“Government organisations say they want these services. [But] if you look at the spending, the way the money is parcelled up and distributed, it doesn’t show a real acknowledgement of the way the world is going, to support ‘as a service’ offerings,” said Robinson.
“When I work with government organisations, they’re almost being driven to buy off-the-shelf products, which means that in two or three years’ time, they’ve ended up with another legacy product, because it hasn’t evolved.”
Robinson says instead of government trying to reduce operational costs, it should be thinking about how to increase OPEX expenditure.
“We’re doing a lot to work with people like Crown Commercial Services (CCS), the Treasury and others, to educate them on cloud economics, but it’s a big conversation and it can take years to really understand that. [But] we’re going to continue, lobbying, educating, providing information and examples.
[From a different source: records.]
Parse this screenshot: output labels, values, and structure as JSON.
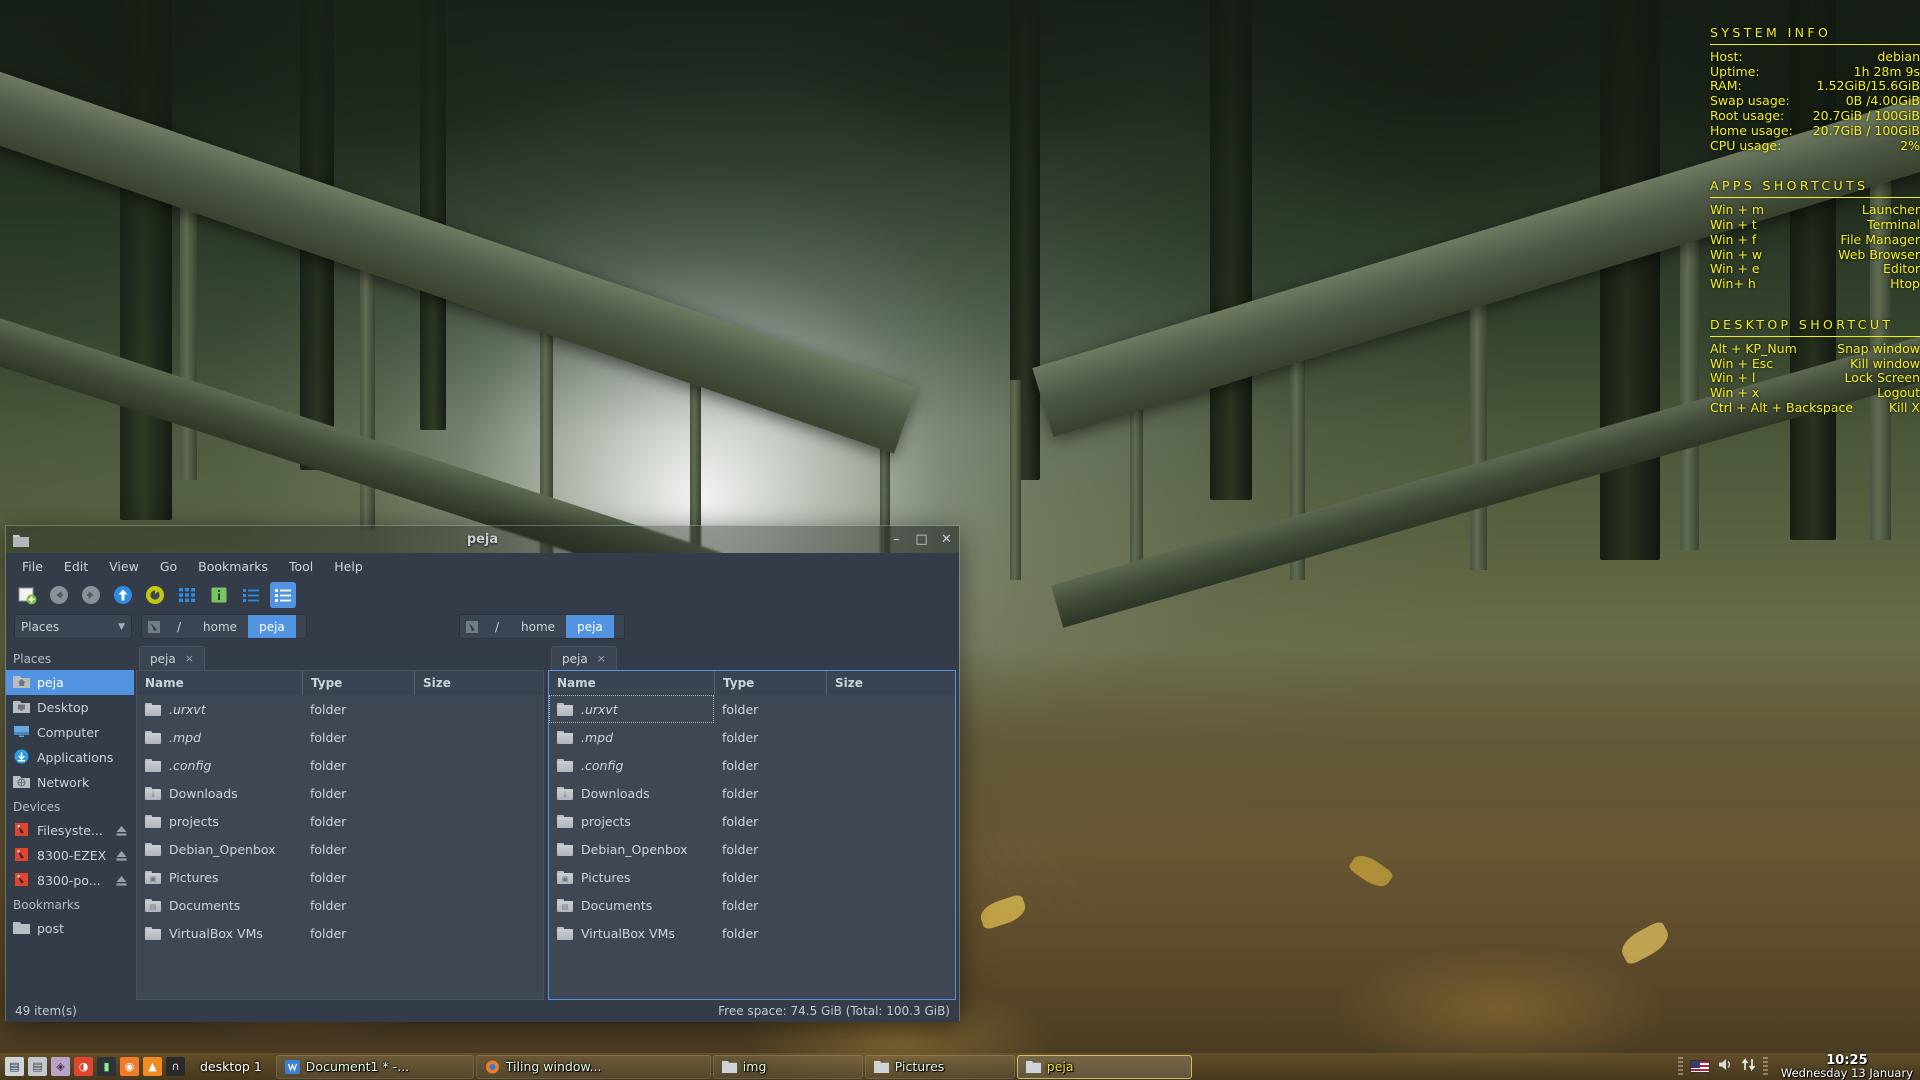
{
  "conky": {
    "system_info_heading": "SYSTEM INFO",
    "system_rows": [
      {
        "label": "Host:",
        "value": "debian"
      },
      {
        "label": "Uptime:",
        "value": "1h 28m 9s"
      },
      {
        "label": "RAM:",
        "value": "1.52GiB/15.6GiB"
      },
      {
        "label": "Swap usage:",
        "value": "0B  /4.00GiB"
      },
      {
        "label": "Root usage:",
        "value": "20.7GiB / 100GiB"
      },
      {
        "label": "Home usage:",
        "value": "20.7GiB / 100GiB"
      },
      {
        "label": "CPU usage:",
        "value": "2%"
      }
    ],
    "apps_shortcuts_heading": "APPS SHORTCUTS",
    "apps_rows": [
      {
        "label": "Win + m",
        "value": "Launcher"
      },
      {
        "label": "Win + t",
        "value": "Terminal"
      },
      {
        "label": "Win + f",
        "value": "File Manager"
      },
      {
        "label": "Win + w",
        "value": "Web Browser"
      },
      {
        "label": "Win + e",
        "value": "Editor"
      },
      {
        "label": "Win+ h",
        "value": "Htop"
      }
    ],
    "desktop_shortcuts_heading": "DESKTOP SHORTCUT",
    "desktop_rows": [
      {
        "label": "Alt + KP_Num",
        "value": "Snap window"
      },
      {
        "label": "Win + Esc",
        "value": "Kill window"
      },
      {
        "label": "Win + l",
        "value": "Lock Screen"
      },
      {
        "label": "Win + x",
        "value": "Logout"
      },
      {
        "label": "Ctrl + Alt + Backspace",
        "value": "Kill X"
      }
    ],
    "accent_color": "#f2ec20"
  },
  "window": {
    "title": "peja",
    "minimize_label": "–",
    "maximize_label": "□",
    "close_label": "✕"
  },
  "menubar": [
    {
      "label": "File"
    },
    {
      "label": "Edit"
    },
    {
      "label": "View"
    },
    {
      "label": "Go"
    },
    {
      "label": "Bookmarks"
    },
    {
      "label": "Tool"
    },
    {
      "label": "Help"
    }
  ],
  "toolbar": [
    {
      "name": "new-tab-icon",
      "tooltip": "New Tab"
    },
    {
      "name": "back-icon",
      "tooltip": "Back"
    },
    {
      "name": "forward-icon",
      "tooltip": "Forward"
    },
    {
      "name": "up-icon",
      "tooltip": "Go Up"
    },
    {
      "name": "reload-icon",
      "tooltip": "Reload"
    },
    {
      "name": "grid-view-icon",
      "tooltip": "Icon View"
    },
    {
      "name": "info-icon",
      "tooltip": "Show Info"
    },
    {
      "name": "compact-list-icon",
      "tooltip": "Compact View"
    },
    {
      "name": "detailed-list-icon",
      "tooltip": "Detailed List View"
    }
  ],
  "places_combo": {
    "value": "Places",
    "chevron": "▼"
  },
  "breadcrumb": {
    "root": "/",
    "home": "home",
    "current": "peja"
  },
  "sidebar": {
    "group_places": "Places",
    "places": [
      {
        "label": "peja",
        "icon": "home-folder-icon",
        "selected": true
      },
      {
        "label": "Desktop",
        "icon": "desktop-folder-icon",
        "selected": false
      },
      {
        "label": "Computer",
        "icon": "computer-icon",
        "selected": false
      },
      {
        "label": "Applications",
        "icon": "applications-icon",
        "selected": false
      },
      {
        "label": "Network",
        "icon": "network-folder-icon",
        "selected": false
      }
    ],
    "group_devices": "Devices",
    "devices": [
      {
        "label": "Filesyste...",
        "icon": "drive-icon",
        "eject": true
      },
      {
        "label": "8300-EZEX",
        "icon": "drive-icon",
        "eject": true
      },
      {
        "label": "8300-po...",
        "icon": "drive-icon",
        "eject": true
      }
    ],
    "group_bookmarks": "Bookmarks",
    "bookmarks": [
      {
        "label": "post",
        "icon": "folder-icon"
      }
    ]
  },
  "tabs": {
    "left_label": "peja",
    "right_label": "peja",
    "close_glyph": "×"
  },
  "columns": {
    "name": "Name",
    "type": "Type",
    "size": "Size"
  },
  "files": [
    {
      "name": ".urxvt",
      "type": "folder",
      "size": "",
      "hidden": true,
      "icon": "folder-icon"
    },
    {
      "name": ".mpd",
      "type": "folder",
      "size": "",
      "hidden": true,
      "icon": "folder-icon"
    },
    {
      "name": ".config",
      "type": "folder",
      "size": "",
      "hidden": true,
      "icon": "folder-icon"
    },
    {
      "name": "Downloads",
      "type": "folder",
      "size": "",
      "hidden": false,
      "icon": "downloads-folder-icon"
    },
    {
      "name": "projects",
      "type": "folder",
      "size": "",
      "hidden": false,
      "icon": "folder-icon"
    },
    {
      "name": "Debian_Openbox",
      "type": "folder",
      "size": "",
      "hidden": false,
      "icon": "folder-icon"
    },
    {
      "name": "Pictures",
      "type": "folder",
      "size": "",
      "hidden": false,
      "icon": "pictures-folder-icon"
    },
    {
      "name": "Documents",
      "type": "folder",
      "size": "",
      "hidden": false,
      "icon": "documents-folder-icon"
    },
    {
      "name": "VirtualBox VMs",
      "type": "folder",
      "size": "",
      "hidden": false,
      "icon": "folder-icon"
    }
  ],
  "statusbar": {
    "item_count": "49 item(s)",
    "free_space": "Free space: 74.5 GiB (Total: 100.3 GiB)"
  },
  "taskbar": {
    "tray": [
      {
        "name": "text-editor-icon"
      },
      {
        "name": "file-manager-icon"
      },
      {
        "name": "software-icon"
      },
      {
        "name": "media-player-icon"
      },
      {
        "name": "terminal-icon"
      },
      {
        "name": "firefox-icon"
      },
      {
        "name": "vlc-icon"
      },
      {
        "name": "headphones-icon"
      }
    ],
    "desktop_label": "desktop 1",
    "tasks": [
      {
        "label": "Document1 * -...",
        "icon": "writer-icon",
        "active": false
      },
      {
        "label": "Tiling window...",
        "icon": "firefox-icon",
        "active": false
      },
      {
        "label": "img",
        "icon": "folder-icon",
        "active": false
      },
      {
        "label": "Pictures",
        "icon": "folder-icon",
        "active": false
      },
      {
        "label": "peja",
        "icon": "folder-icon",
        "active": true
      }
    ],
    "keyboard_layout": "us-flag-icon",
    "volume": "volume-icon",
    "network": "network-updown-icon",
    "clock_time": "10:25",
    "clock_date": "Wednesday 13 January"
  }
}
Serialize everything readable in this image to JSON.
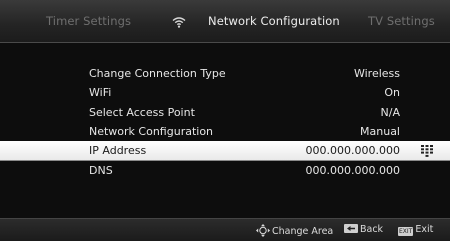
{
  "tabs": {
    "left": "Timer Settings",
    "active": "Network Configuration",
    "right": "TV Settings"
  },
  "settings": [
    {
      "label": "Change Connection Type",
      "value": "Wireless"
    },
    {
      "label": "WiFi",
      "value": "On"
    },
    {
      "label": "Select Access Point",
      "value": "N/A"
    },
    {
      "label": "Network Configuration",
      "value": "Manual"
    },
    {
      "label": "IP Address",
      "value": "000.000.000.000"
    },
    {
      "label": "DNS",
      "value": "000.000.000.000"
    }
  ],
  "selected_row": "IP Address",
  "help": {
    "change_area": "Change Area",
    "back": "Back",
    "exit_key": "EXIT",
    "exit": "Exit"
  },
  "icons": {
    "tab_icon": "wifi-icon",
    "ip_row_icon": "keyboard-grid-icon",
    "change_area_icon": "four-way-arrows-icon",
    "back_key_icon": "back-arrow-key-icon"
  }
}
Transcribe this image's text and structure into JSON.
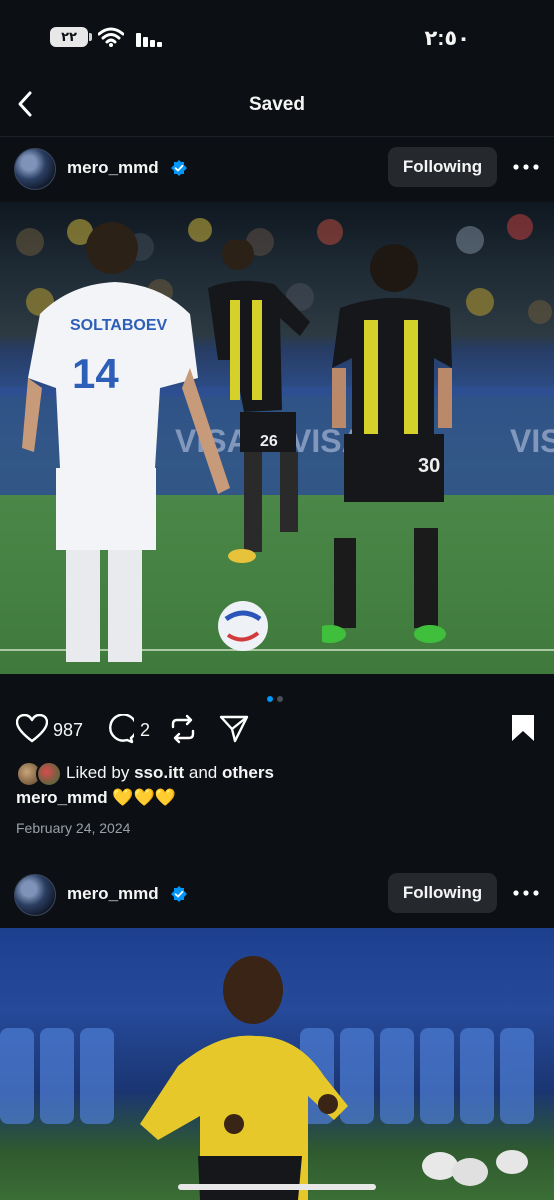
{
  "status_bar": {
    "time": "٢:٥٠",
    "battery": "٢٢"
  },
  "nav": {
    "title": "Saved"
  },
  "posts": [
    {
      "username": "mero_mmd",
      "follow_label": "Following",
      "likes": "987",
      "comments": "2",
      "liked_by_prefix": "Liked by",
      "liked_by_user": "sso.itt",
      "liked_by_and": "and",
      "liked_by_others": "others",
      "caption_user": "mero_mmd",
      "caption_text": "💛💛💛",
      "date": "February 24, 2024",
      "carousel_pages": 2,
      "carousel_active": 1
    },
    {
      "username": "mero_mmd",
      "follow_label": "Following"
    }
  ],
  "colors": {
    "background": "#0c1014",
    "verified": "#0095f6",
    "carousel_active": "#0095f6",
    "button": "#25292e"
  },
  "icons": [
    "back-chevron-icon",
    "verified-badge-icon",
    "more-horizontal-icon",
    "heart-icon",
    "comment-icon",
    "repost-icon",
    "share-icon",
    "bookmark-icon"
  ]
}
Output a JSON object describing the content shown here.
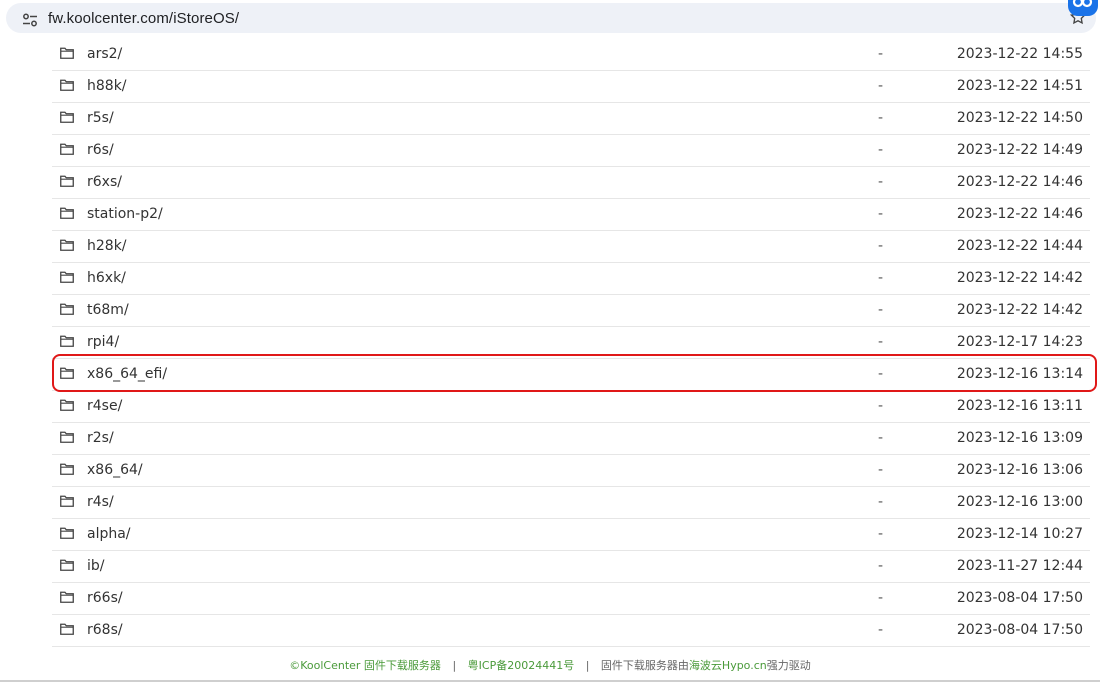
{
  "browser": {
    "url": "fw.koolcenter.com/iStoreOS/"
  },
  "listing": [
    {
      "name": "ars2/",
      "size": "-",
      "date": "2023-12-22 14:55"
    },
    {
      "name": "h88k/",
      "size": "-",
      "date": "2023-12-22 14:51"
    },
    {
      "name": "r5s/",
      "size": "-",
      "date": "2023-12-22 14:50"
    },
    {
      "name": "r6s/",
      "size": "-",
      "date": "2023-12-22 14:49"
    },
    {
      "name": "r6xs/",
      "size": "-",
      "date": "2023-12-22 14:46"
    },
    {
      "name": "station-p2/",
      "size": "-",
      "date": "2023-12-22 14:46"
    },
    {
      "name": "h28k/",
      "size": "-",
      "date": "2023-12-22 14:44"
    },
    {
      "name": "h6xk/",
      "size": "-",
      "date": "2023-12-22 14:42"
    },
    {
      "name": "t68m/",
      "size": "-",
      "date": "2023-12-22 14:42"
    },
    {
      "name": "rpi4/",
      "size": "-",
      "date": "2023-12-17 14:23"
    },
    {
      "name": "x86_64_efi/",
      "size": "-",
      "date": "2023-12-16 13:14"
    },
    {
      "name": "r4se/",
      "size": "-",
      "date": "2023-12-16 13:11"
    },
    {
      "name": "r2s/",
      "size": "-",
      "date": "2023-12-16 13:09"
    },
    {
      "name": "x86_64/",
      "size": "-",
      "date": "2023-12-16 13:06"
    },
    {
      "name": "r4s/",
      "size": "-",
      "date": "2023-12-16 13:00"
    },
    {
      "name": "alpha/",
      "size": "-",
      "date": "2023-12-14 10:27"
    },
    {
      "name": "ib/",
      "size": "-",
      "date": "2023-11-27 12:44"
    },
    {
      "name": "r66s/",
      "size": "-",
      "date": "2023-08-04 17:50"
    },
    {
      "name": "r68s/",
      "size": "-",
      "date": "2023-08-04 17:50"
    }
  ],
  "footer": {
    "part1": "©KoolCenter 固件下载服务器",
    "sep": "|",
    "icp": "粤ICP备20024441号",
    "part3a": "固件下载服务器由",
    "part3b": "海波云Hypo.cn",
    "part3c": "强力驱动"
  },
  "colors": {
    "highlight": "#e01818",
    "footer_link": "#4a9a3a"
  }
}
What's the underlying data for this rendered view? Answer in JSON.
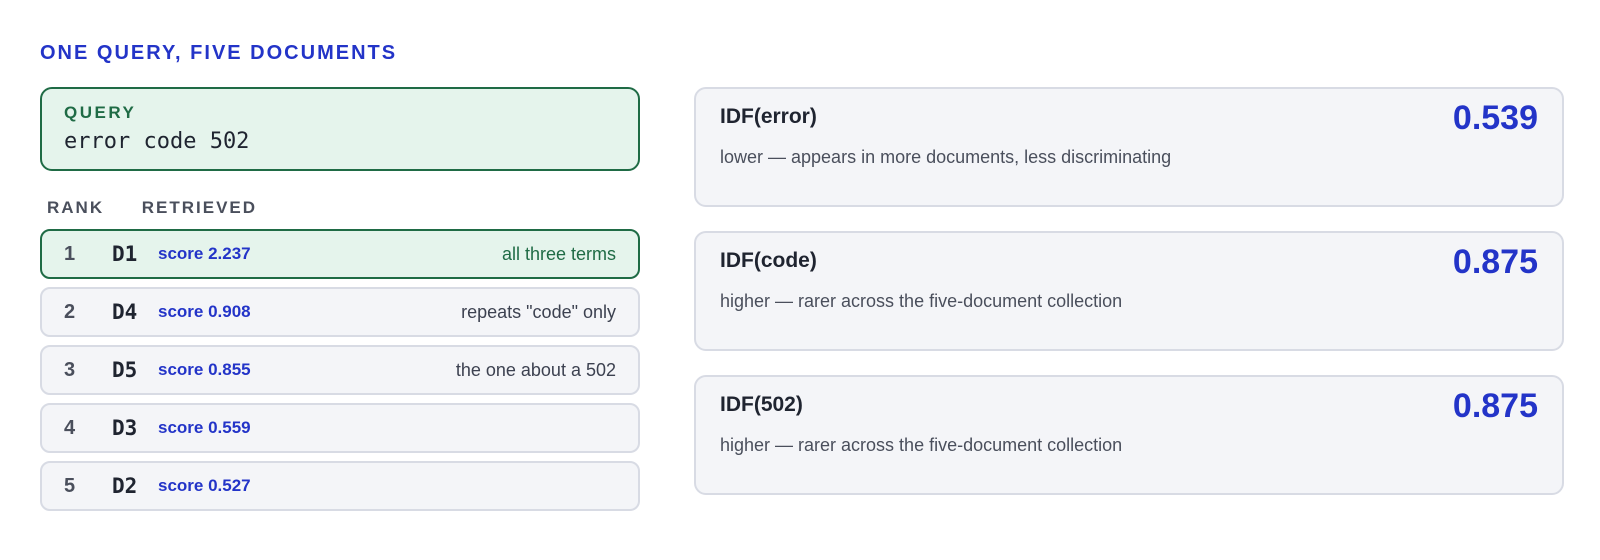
{
  "heading": "ONE QUERY, FIVE DOCUMENTS",
  "query": {
    "label": "QUERY",
    "text": "error code 502"
  },
  "columns": {
    "rank": "RANK",
    "retrieved": "RETRIEVED"
  },
  "results": [
    {
      "rank": "1",
      "doc": "D1",
      "score": "score 2.237",
      "note": "all three terms"
    },
    {
      "rank": "2",
      "doc": "D4",
      "score": "score 0.908",
      "note": "repeats \"code\" only"
    },
    {
      "rank": "3",
      "doc": "D5",
      "score": "score 0.855",
      "note": "the one about a 502"
    },
    {
      "rank": "4",
      "doc": "D3",
      "score": "score 0.559",
      "note": ""
    },
    {
      "rank": "5",
      "doc": "D2",
      "score": "score 0.527",
      "note": ""
    }
  ],
  "idf": [
    {
      "title": "IDF(error)",
      "value": "0.539",
      "desc": "lower — appears in more documents, less discriminating"
    },
    {
      "title": "IDF(code)",
      "value": "0.875",
      "desc": "higher — rarer across the five-document collection"
    },
    {
      "title": "IDF(502)",
      "value": "0.875",
      "desc": "higher — rarer across the five-document collection"
    }
  ],
  "colors": {
    "accent": "#2334c8",
    "match": "#1f6b45",
    "match_bg": "#e5f4ec",
    "card_bg": "#f4f5f8"
  }
}
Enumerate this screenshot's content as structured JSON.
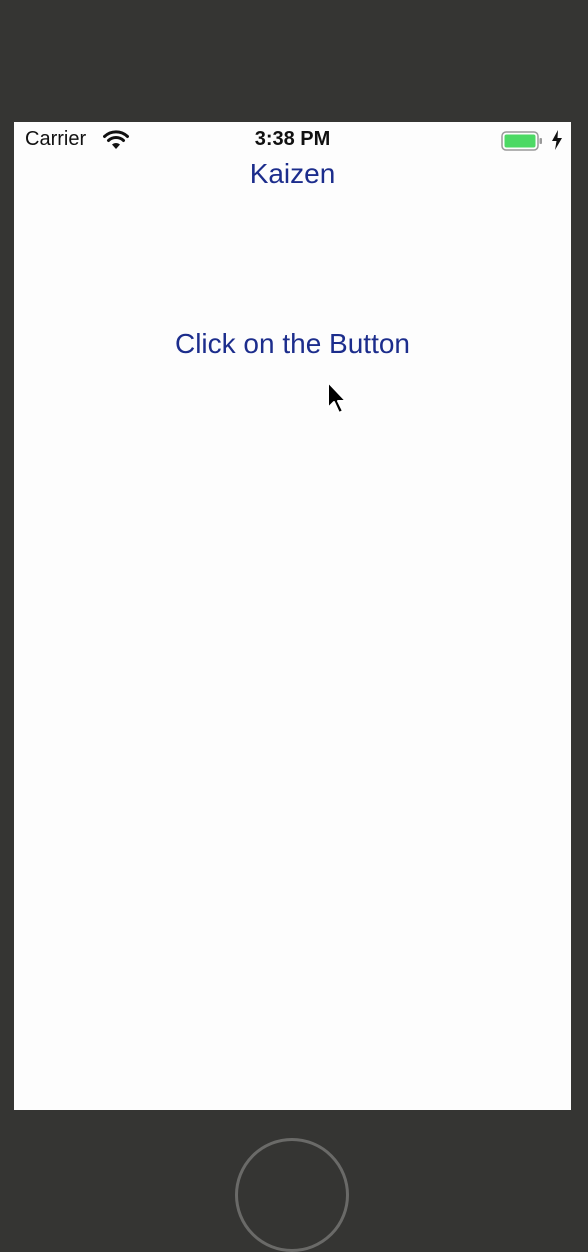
{
  "status_bar": {
    "carrier": "Carrier",
    "time": "3:38 PM",
    "wifi_icon": "wifi-icon",
    "battery_icon": "battery-charging-icon",
    "battery_color": "#4cd964"
  },
  "nav": {
    "title": "Kaizen"
  },
  "main": {
    "button_label": "Click on the Button"
  },
  "colors": {
    "accent": "#1c2d8c",
    "device_frame": "#353533",
    "screen_bg": "#fdfdfd"
  }
}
And there’s no sense we won’t be successful at that,” said Robinson.